* LISTED ENTRIES:

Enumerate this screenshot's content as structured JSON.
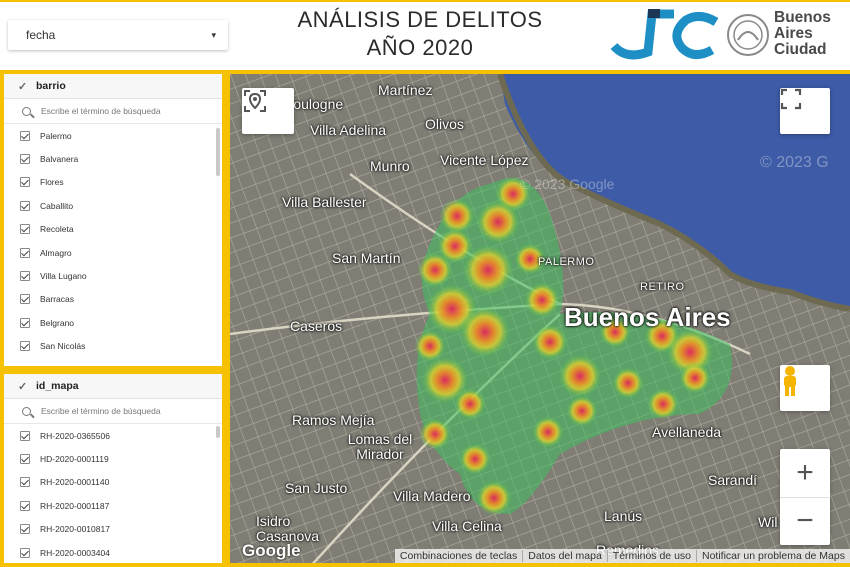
{
  "header": {
    "date_filter_label": "fecha",
    "title_line1": "ANÁLISIS DE DELITOS",
    "title_line2": "AÑO 2020",
    "city_logo_line1": "Buenos",
    "city_logo_line2": "Aires",
    "city_logo_line3": "Ciudad",
    "brand_colors": {
      "jc_blue": "#1d8fc4",
      "jc_navy": "#1d3557",
      "accent_yellow": "#f6c100"
    }
  },
  "filters": {
    "barrio": {
      "title": "barrio",
      "search_placeholder": "Escribe el término de búsqueda",
      "items": [
        "Palermo",
        "Balvanera",
        "Flores",
        "Caballito",
        "Recoleta",
        "Almagro",
        "Villa Lugano",
        "Barracas",
        "Belgrano",
        "San Nicolás"
      ]
    },
    "id_mapa": {
      "title": "id_mapa",
      "search_placeholder": "Escribe el término de búsqueda",
      "items": [
        "RH-2020-0365506",
        "HD-2020-0001119",
        "RH-2020-0001140",
        "RH-2020-0001187",
        "RH-2020-0010817",
        "RH-2020-0003404"
      ]
    }
  },
  "map": {
    "labels": [
      "Martínez",
      "Boulogne",
      "Villa Adelina",
      "Olivos",
      "Munro",
      "Vicente López",
      "Villa Ballester",
      "San Martín",
      "PALERMO",
      "RETIRO",
      "Caseros",
      "Buenos Aires",
      "Ramos Mejía",
      "Lomas del Mirador",
      "Avellaneda",
      "San Justo",
      "Villa Madero",
      "Sarandí",
      "Isidro Casanova",
      "Villa Celina",
      "Lanús",
      "Remedios",
      "Wil"
    ],
    "watermark": "© 2023 Google",
    "watermark2": "© 2023 G",
    "google_logo": "Google",
    "zoom_in": "+",
    "zoom_out": "−",
    "footer": [
      "Combinaciones de teclas",
      "Datos del mapa",
      "Términos de uso",
      "Notificar un problema de Maps"
    ],
    "icons": [
      "location-pin-icon",
      "fullscreen-icon",
      "pegman-icon"
    ]
  }
}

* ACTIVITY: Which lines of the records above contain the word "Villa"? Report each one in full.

* ANSWER BELOW:
        "Villa Lugano",
      "Villa Adelina",
      "Villa Ballester",
      "Villa Madero",
      "Villa Celina",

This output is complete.